Task to complete: What is the number of lines in the data that include the string "output"? Give it by itself.

[Element data from apps and pages]
^^^^^^^^^^^^^^^^
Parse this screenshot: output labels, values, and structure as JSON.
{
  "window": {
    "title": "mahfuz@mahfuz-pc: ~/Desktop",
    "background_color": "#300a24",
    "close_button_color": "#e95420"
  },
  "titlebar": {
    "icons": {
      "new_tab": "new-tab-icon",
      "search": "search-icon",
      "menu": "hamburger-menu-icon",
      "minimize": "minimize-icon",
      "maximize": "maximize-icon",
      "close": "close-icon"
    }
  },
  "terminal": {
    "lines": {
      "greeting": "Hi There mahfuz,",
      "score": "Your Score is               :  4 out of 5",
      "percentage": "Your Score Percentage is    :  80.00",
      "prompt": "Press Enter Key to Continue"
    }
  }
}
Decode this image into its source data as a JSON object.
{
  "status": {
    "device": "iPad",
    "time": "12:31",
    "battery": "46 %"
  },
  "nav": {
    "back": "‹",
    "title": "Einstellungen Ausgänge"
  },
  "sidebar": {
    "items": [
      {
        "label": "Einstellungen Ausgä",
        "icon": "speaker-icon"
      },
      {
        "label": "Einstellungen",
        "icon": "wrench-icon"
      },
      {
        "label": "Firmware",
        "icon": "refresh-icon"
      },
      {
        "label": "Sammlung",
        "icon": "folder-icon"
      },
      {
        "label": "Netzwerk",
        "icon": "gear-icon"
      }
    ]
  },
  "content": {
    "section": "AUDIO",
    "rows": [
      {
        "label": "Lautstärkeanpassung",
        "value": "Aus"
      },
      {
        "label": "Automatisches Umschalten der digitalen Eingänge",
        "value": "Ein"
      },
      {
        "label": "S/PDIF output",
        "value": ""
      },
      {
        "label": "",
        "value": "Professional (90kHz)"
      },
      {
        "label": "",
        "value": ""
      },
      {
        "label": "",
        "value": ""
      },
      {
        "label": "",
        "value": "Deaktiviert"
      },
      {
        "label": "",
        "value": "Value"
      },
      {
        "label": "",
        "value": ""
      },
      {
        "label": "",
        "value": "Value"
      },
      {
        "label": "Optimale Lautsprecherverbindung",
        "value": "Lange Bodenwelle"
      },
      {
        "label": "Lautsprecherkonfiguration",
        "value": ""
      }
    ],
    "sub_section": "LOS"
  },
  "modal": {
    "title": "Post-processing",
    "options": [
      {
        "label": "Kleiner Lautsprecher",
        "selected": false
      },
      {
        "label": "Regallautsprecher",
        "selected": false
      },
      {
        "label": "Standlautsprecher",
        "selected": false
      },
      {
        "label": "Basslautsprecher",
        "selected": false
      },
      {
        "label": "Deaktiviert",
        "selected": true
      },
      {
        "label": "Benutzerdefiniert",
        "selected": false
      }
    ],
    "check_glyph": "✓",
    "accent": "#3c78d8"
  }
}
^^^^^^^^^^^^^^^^
Exercise answer: 2